About two weeks ago, Russian forces took control of Crimea, a peninsula on the Black Sea that once belonged to Ukraine. And Friday, Russian President Vladimir Putin annexed the strategically important territory.
“It has to do with economic development, the limitations of warm-water ports,” said Killeen Assistant City Manager Ann Farris, who was in Ukraine in 2004 teaching peacemaking and conflict resolution skills in Lugansk, a Russian-speaking southeastern city in Ukraine. “(Crimea) is a very valuable asset to Ukraine, and Ukraine is poor. When you go there, you look around and you think, ‘I don’t know if they have any natural resources,’ and Crimea provides a coastline for them that is one of their most important assets.”
While Farris was in Ukraine, she witnessed turmoil leading up to a reported fraudulent Ukrainian presidential election that year. Nearly a decade later, Farris is concerned again about turmoil in the country.
“If it were just Crimea, that would still be bad,” she said. “My bigger worry is that this is the beginning, the entry, the opening of the door or the window to go in and take over more.”
While in Ukraine, Farris said, the country was internally divided between citizens who wanted to be their own people and citizens who were knee-deep in traditions and scared of change.
“They were already kind of looking over their shoulder, not knowing what the future would bring, trying to figuring things out alone, knowing that Big Brother was literally within a rocks throw away,” Farris said. “They already had things to be afraid of and now I think this probably scares them to their very bones.”
Hanna said some Russians justify taking Crimea because many people in the region speak Russian. However, she made parallels to the U.S., saying it doesn’t work that way.
“I know (Crimea) belonged to Russia a long time ago, but didn’t California belong to Mexico? Didn’t Louisiana belong to France? It’s not like the other country is going to come in and say, ‘Hey, give me back Louisiana or give me back California.’ It’s not right,” Hanna said. “This is what was done, this is the law … (You can’t) come in and one day decide to invade everything.”

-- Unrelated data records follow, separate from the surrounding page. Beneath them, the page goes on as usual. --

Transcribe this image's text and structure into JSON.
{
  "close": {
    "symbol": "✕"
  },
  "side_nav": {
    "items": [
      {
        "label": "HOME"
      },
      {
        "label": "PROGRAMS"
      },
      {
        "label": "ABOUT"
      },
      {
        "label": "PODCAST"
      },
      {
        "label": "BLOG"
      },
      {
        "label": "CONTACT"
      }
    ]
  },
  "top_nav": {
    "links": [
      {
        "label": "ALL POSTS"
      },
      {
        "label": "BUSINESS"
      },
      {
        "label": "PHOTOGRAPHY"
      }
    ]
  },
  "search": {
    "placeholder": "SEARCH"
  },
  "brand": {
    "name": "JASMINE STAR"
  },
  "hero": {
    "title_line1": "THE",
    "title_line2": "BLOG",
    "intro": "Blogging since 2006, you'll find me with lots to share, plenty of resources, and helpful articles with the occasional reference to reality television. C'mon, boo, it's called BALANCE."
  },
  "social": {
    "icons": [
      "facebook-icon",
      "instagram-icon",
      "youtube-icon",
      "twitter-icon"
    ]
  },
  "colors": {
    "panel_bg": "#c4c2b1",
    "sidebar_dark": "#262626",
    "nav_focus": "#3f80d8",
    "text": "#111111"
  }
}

Hanna also said she sees parallels between what’s going on in Crimea to what happened in Georgia in 2008.
“Russia also invaded Georgia,” she said. “They were promising that life was going to get better once they were under Russia, but life didn’t get better. … There are a lot of towns destroyed now; everything is bombed and many people died and that’s it. And it stayed like that.
“And now these places are ruined and nobody’s going to return the lives of those people; those innocent people who died.”
As Ukraine’s atmosphere changes, Hanna said she hopes government relations and protests calm down in the next few months since she plans to show her husband and children her native country for the first time this summer.
But, she knows it might not happen. Her friends also told her quite a few boys from her town — younger than 20 — died in the protests.
“I didn’t know them, but my friends knew them,” Hanna said, holding back tears. “For nothing, they put their life down.
“A hundred people died for nothing. … Russia is not going to stop (with) Crimea. They’re going to continue.”